Bears know better. When it gets cold, they hibernate. They just crawl in a cave and wait for warmer weather. But life doesn’t stop for you, or your camera gear. You still want to get out there and record everything from winter holidays to football. And though the freeze may be too tough for bears, it doesn’t have to be for your equipment.
Most camcorders are rated to work only at 32 degrees Fahrenheit or above. Oils and other lubricants can stiffen in lengthy exposure to colder temperatures. So, while cameras will likely function when the video camera’s internal temperature dips, you could experience a range of problems, from the zoom lens to the tape transport. It’s one thing to lose a zoom. You can, after all, move closer or farther from your subject to change your framing. It’s quite another when the camcorder no longer goes into Record mode. Take a look at your owner’s manual for specific information on your model.
Just as you put layers on to keep warm when you go out in winter, putting something between your camera and the cold air will keep it warmer as well. In a pinch, place your camcorder inside your coat in-between takes.
Condensation is a possibility if you repeatedly take your camcorder in and out of your home or car. The problem occurs because warmer air holds more moisture than cold air. While it tends to be less humid at this time of year, indoor conditions, from breathing to boiling water can add moisture to warm air, raising the likelihood of condensation when the camera is brought inside. By sealing the camcorder inside a plastic bag and not removing it until it gets to room temperature, you will ensure no such problem occurs.
Several manufacturers make raincoats for video cameras. They are typically made of waterproof fabric with clear plastic windows for viewing important dials and readouts. Designed for rain, they can help a little if you plan to shoot in the cold for a short time. For days (and nights) when your shoot will take you out in the elements for longer periods of time, you will need more than a plastic cover.
A great way to keep the camcorder warm is to carry heat packs. These tissue-sized packets are air activated (take them out of the wrapper and they heat up). They can heat up to 130 degrees, and last six hours. Many sporting goods stores that supply hiking, hunting and mountaineering gear carry them. You can also find them on the Internet. When using these packets, place them near, but not against the camera. Manufacturers only rate most camcorders to work up to 104 degrees. Simply wrapping the heat pack in some paper should be enough to ensure its safe use. An old down coat wrapped around the unit is another good idea. A few spring clamps hold it in place, and make for easy removal during tape changes. With a down wrap and a few well-placed heat packs, a video camera should stay warm and function smoothly all day.
Some production case manufacturers sell covers specifically to protect cameras from the cold, which could be quite useful if you have plans for some lengthy shoots during the winter months and have some money to invest.
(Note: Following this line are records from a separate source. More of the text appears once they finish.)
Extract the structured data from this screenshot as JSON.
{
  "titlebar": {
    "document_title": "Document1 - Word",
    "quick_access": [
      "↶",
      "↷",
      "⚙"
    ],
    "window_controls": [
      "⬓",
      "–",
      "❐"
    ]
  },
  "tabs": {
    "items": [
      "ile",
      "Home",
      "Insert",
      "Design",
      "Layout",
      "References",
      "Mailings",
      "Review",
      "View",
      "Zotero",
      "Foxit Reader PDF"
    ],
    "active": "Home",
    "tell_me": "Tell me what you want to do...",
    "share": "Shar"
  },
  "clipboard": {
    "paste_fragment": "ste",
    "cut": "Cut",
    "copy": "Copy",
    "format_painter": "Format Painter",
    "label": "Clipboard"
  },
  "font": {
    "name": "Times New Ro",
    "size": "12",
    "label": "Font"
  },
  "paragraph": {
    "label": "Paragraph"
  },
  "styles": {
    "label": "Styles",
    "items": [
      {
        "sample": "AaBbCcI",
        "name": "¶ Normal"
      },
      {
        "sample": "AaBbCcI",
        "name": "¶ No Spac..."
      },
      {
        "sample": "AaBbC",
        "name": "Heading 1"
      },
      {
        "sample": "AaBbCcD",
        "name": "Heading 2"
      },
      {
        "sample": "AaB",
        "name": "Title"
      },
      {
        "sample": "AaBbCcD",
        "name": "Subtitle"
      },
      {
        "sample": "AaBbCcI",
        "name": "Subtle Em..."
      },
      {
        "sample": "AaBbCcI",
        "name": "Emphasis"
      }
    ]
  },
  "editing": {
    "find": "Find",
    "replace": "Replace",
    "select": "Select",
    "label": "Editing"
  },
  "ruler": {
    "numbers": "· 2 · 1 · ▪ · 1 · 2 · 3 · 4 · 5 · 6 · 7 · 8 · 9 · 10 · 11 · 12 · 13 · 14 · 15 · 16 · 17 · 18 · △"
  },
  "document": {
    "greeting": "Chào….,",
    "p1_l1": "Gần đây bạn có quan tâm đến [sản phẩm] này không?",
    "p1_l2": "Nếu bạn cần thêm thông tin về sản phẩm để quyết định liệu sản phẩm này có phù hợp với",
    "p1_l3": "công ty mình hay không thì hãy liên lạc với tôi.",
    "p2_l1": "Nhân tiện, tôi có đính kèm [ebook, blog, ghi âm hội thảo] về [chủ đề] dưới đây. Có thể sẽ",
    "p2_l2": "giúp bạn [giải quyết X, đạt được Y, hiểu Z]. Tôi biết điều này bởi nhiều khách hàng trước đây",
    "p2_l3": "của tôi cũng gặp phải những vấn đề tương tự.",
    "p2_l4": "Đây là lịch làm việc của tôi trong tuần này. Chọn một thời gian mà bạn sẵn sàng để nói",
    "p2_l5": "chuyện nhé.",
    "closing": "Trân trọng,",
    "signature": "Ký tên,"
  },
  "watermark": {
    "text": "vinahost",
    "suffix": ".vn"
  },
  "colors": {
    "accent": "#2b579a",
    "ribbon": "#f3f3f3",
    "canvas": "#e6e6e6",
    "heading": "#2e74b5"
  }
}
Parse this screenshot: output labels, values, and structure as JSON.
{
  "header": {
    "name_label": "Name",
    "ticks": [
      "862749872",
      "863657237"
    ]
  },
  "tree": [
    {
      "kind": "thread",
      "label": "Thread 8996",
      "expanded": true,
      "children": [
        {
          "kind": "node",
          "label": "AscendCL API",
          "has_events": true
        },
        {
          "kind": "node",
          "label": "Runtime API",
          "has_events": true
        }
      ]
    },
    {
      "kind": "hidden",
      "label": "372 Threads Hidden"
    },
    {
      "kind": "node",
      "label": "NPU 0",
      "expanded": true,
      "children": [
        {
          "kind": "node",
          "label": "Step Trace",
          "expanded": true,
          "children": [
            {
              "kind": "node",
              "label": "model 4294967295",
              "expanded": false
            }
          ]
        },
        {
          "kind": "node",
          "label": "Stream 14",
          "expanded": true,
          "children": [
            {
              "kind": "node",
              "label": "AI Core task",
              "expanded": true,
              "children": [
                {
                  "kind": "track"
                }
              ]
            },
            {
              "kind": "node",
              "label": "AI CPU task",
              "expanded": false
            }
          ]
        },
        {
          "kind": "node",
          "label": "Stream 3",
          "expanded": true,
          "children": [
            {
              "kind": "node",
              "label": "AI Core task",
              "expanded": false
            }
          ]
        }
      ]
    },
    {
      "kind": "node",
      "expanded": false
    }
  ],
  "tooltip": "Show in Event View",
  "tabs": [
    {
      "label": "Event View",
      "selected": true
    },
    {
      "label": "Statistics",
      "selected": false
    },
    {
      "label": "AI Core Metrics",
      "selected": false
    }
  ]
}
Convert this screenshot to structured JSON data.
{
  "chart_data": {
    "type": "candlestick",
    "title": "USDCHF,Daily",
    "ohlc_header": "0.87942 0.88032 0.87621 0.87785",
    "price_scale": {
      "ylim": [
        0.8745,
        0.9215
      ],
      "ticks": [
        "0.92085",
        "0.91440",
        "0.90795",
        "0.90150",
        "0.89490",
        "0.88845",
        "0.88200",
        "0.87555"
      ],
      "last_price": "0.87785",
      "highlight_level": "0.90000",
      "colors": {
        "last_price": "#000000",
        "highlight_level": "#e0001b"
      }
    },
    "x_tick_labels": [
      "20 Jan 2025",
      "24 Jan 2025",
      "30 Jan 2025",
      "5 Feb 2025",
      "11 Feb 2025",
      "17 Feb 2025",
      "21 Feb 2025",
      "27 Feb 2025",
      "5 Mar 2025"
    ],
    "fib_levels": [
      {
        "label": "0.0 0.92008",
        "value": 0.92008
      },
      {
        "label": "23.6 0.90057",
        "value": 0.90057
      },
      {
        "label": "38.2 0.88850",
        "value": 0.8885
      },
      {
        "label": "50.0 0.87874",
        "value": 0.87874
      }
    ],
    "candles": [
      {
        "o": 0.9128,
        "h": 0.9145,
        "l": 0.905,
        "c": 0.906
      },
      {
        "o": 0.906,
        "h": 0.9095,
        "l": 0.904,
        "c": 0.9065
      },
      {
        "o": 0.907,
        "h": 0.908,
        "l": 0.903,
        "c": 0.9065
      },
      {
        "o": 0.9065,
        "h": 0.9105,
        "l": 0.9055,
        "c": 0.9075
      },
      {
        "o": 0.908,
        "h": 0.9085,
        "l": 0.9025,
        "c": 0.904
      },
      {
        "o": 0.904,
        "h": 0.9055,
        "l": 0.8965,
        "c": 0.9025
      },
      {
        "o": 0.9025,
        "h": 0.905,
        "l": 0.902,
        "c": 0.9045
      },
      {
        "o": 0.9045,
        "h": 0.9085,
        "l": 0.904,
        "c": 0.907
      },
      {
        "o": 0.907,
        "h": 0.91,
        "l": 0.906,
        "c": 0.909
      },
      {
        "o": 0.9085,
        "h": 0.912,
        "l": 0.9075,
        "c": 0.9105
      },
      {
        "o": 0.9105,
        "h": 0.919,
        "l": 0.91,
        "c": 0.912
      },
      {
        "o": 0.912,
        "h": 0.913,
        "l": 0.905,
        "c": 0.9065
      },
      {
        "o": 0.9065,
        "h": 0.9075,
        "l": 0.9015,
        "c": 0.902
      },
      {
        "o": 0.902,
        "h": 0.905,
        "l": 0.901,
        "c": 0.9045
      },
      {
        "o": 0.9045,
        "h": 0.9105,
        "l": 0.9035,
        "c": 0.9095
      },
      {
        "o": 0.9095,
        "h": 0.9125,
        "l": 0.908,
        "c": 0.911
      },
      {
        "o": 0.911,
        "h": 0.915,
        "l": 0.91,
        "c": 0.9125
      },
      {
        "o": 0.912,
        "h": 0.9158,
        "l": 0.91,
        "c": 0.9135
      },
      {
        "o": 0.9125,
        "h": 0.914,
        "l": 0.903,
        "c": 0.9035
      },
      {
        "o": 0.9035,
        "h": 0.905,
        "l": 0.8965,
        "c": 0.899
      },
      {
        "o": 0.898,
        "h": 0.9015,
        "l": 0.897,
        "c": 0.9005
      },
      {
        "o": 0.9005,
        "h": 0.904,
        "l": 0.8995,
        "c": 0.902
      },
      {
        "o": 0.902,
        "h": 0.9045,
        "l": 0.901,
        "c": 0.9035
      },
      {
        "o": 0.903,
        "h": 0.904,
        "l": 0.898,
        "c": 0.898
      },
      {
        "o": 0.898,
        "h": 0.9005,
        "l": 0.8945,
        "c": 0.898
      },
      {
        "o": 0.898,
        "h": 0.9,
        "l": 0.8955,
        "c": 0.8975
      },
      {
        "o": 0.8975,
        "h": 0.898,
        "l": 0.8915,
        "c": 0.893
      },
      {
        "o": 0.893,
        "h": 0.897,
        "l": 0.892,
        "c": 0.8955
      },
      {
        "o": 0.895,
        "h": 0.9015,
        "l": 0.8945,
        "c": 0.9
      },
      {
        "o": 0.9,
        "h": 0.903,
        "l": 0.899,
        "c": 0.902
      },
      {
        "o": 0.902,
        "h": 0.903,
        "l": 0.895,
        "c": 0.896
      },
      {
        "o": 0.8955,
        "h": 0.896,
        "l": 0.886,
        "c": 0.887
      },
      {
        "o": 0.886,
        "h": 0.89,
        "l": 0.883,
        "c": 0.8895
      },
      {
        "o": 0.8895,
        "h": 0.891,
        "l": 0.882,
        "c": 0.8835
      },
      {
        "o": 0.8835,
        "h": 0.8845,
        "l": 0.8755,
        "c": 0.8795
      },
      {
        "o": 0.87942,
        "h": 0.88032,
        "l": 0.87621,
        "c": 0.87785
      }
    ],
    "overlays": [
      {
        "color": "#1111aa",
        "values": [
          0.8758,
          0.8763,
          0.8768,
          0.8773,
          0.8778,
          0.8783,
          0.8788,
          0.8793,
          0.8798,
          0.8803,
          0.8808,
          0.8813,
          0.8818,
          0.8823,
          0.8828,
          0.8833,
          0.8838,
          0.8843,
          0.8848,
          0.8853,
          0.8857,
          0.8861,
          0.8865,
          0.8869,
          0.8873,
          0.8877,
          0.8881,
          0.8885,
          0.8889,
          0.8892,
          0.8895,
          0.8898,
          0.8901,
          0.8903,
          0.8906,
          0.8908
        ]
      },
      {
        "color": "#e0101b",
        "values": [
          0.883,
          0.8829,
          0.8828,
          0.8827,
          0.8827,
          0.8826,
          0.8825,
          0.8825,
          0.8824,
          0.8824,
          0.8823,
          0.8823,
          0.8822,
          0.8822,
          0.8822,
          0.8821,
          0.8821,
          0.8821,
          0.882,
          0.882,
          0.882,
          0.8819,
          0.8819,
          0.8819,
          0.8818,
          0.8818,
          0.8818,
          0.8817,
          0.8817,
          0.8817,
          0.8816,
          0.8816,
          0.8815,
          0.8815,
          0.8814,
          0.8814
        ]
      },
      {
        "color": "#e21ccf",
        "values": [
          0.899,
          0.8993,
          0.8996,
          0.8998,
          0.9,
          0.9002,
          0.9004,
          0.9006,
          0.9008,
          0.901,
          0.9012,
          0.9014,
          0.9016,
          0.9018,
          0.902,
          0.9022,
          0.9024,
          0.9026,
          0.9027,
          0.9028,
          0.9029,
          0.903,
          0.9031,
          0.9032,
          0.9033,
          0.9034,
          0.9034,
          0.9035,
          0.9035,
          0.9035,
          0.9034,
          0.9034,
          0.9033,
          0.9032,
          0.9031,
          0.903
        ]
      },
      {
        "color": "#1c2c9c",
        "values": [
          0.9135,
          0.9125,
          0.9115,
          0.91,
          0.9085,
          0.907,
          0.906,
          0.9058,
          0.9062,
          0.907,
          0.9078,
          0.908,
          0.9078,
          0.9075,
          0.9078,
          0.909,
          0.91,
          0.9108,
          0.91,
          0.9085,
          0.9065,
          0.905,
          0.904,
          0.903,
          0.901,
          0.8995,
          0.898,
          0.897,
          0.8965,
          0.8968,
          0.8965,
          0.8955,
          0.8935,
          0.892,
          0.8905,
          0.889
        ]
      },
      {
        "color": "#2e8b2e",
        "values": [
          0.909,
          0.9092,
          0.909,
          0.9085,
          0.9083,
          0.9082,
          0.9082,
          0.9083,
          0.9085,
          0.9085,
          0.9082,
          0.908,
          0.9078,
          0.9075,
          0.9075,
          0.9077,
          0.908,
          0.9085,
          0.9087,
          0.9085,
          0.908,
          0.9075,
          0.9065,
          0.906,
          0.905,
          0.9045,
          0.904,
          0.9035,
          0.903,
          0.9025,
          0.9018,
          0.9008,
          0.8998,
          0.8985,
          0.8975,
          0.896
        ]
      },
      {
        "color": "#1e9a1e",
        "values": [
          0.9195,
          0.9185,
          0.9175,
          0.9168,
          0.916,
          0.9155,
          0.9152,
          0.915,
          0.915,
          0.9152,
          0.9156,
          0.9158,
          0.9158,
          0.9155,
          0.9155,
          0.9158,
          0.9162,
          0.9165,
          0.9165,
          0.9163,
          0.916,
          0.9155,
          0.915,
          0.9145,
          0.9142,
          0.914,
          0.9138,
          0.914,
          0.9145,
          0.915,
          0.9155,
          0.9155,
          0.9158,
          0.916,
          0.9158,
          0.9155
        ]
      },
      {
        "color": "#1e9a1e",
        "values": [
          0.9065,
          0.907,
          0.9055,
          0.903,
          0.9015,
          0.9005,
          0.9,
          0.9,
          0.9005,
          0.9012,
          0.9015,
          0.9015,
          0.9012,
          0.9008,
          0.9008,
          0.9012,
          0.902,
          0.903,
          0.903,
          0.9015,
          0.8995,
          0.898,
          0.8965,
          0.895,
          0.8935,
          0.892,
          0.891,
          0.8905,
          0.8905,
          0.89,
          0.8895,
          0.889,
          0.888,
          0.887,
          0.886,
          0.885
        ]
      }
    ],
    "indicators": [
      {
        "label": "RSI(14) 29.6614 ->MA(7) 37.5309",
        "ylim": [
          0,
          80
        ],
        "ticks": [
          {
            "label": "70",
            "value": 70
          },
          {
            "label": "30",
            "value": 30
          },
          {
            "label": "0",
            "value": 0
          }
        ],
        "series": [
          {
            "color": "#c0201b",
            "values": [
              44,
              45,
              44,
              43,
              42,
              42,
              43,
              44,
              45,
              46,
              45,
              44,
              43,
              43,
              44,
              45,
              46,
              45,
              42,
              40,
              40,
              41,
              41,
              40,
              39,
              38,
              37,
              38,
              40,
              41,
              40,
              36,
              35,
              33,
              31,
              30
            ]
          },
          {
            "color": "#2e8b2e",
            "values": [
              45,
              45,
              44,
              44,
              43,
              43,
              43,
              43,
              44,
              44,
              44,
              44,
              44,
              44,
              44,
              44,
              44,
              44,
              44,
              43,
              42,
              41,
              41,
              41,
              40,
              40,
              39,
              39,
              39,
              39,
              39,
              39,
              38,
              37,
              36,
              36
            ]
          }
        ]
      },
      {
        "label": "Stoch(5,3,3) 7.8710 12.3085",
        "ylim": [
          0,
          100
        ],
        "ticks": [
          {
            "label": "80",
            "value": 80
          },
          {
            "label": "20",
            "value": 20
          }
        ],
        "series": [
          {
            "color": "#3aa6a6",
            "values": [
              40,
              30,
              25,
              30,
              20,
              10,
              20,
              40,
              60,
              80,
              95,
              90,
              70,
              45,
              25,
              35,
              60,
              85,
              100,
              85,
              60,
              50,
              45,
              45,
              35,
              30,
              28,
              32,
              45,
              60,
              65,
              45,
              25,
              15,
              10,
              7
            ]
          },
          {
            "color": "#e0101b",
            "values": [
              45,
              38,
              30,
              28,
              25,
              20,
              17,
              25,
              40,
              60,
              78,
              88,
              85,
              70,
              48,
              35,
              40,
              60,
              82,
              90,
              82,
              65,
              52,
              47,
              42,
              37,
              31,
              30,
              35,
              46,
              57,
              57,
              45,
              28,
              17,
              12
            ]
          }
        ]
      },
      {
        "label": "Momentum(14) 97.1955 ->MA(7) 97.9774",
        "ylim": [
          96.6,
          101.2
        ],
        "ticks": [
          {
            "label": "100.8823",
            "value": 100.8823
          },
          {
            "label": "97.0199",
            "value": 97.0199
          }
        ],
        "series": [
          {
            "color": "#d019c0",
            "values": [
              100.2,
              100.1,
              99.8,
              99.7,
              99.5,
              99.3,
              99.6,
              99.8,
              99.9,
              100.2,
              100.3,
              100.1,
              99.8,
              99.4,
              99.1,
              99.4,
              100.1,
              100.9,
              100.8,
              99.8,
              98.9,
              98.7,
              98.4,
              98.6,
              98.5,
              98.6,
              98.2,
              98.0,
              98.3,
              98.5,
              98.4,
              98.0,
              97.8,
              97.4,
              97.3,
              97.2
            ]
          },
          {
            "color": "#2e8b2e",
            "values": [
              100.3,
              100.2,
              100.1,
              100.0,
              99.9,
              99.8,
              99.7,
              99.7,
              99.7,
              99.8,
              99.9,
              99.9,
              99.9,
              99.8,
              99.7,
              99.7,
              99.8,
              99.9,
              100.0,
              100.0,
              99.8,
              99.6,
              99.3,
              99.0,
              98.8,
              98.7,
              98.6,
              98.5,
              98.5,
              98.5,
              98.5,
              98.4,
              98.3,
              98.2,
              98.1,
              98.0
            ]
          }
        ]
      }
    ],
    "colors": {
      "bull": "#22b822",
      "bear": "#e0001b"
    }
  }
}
Some units also contain strategically located pockets, which are designed to hold heat packs. These cases typically sport two hand openings at the lens, with cotton cuffs for a tight and warm seal. So, your hands stay as warm as your camcorder. But before you pack for that trip to Alaska, let’s consider protecting your batteries, your tapes and you.
Protecting Batteries and Tapes
Warm batteries are happy batteries. Batteries are designed to function best at room temperature. In the cold, they will last far less time. So pack extra batteries, but don’t give up on them if they appear to run out. They may work fine when warmed back up.
You may encounter an occasional problem where a cold battery will only power your video camera for five minutes (or less) and then fail. A battery’s low power capacity could be the cause. To make sure your batteries are best suited for your unit, look at their rated capacities, in watt hours. The number should be at least twice the power rating, in watts, of your equipment. You won’t need to dispose of your lower-capacity batteries. Just keep them as backups.
Fortunately, you should be able to keep your batteries warm, and your shooting day extended. For an inexpensive method, store them in insulated soda can or sandwich coolers, sold in many discount stores. Secure a heat pack to the interior and cover it to protect the batteries from direct exposure to the high temperature. Some of these cases have Mylar (it will look shiny and silver) interiors, which better reflect the heat inside the cases. Simply put in a new heat pack every six hours, and your batteries will be ready to go.
Videotapes can be stored in these cases as well. A helpful hint: label your tapes before you go outside. This way you don’t have to waste time fumbling with a pen while the gear, and you, get cold. Position a heat pack in your camcorder bag near the camcorder’s battery-mount to keep the battery on the unit warm as well.
There is no winter condition too adverse for video gear, if it’s properly protected. Video cameras have shot from the top of Mt. Everest, after all. So don’t hesitate to put on some winter clothing, grab your video gear, activate a couple of heat packs and head for the great outdoors. And the next time the forecast calls for a deep freeze and snowdrifts, keep this in mind about the winter there’s much less of a chance for bear attacks. They’re all asleep.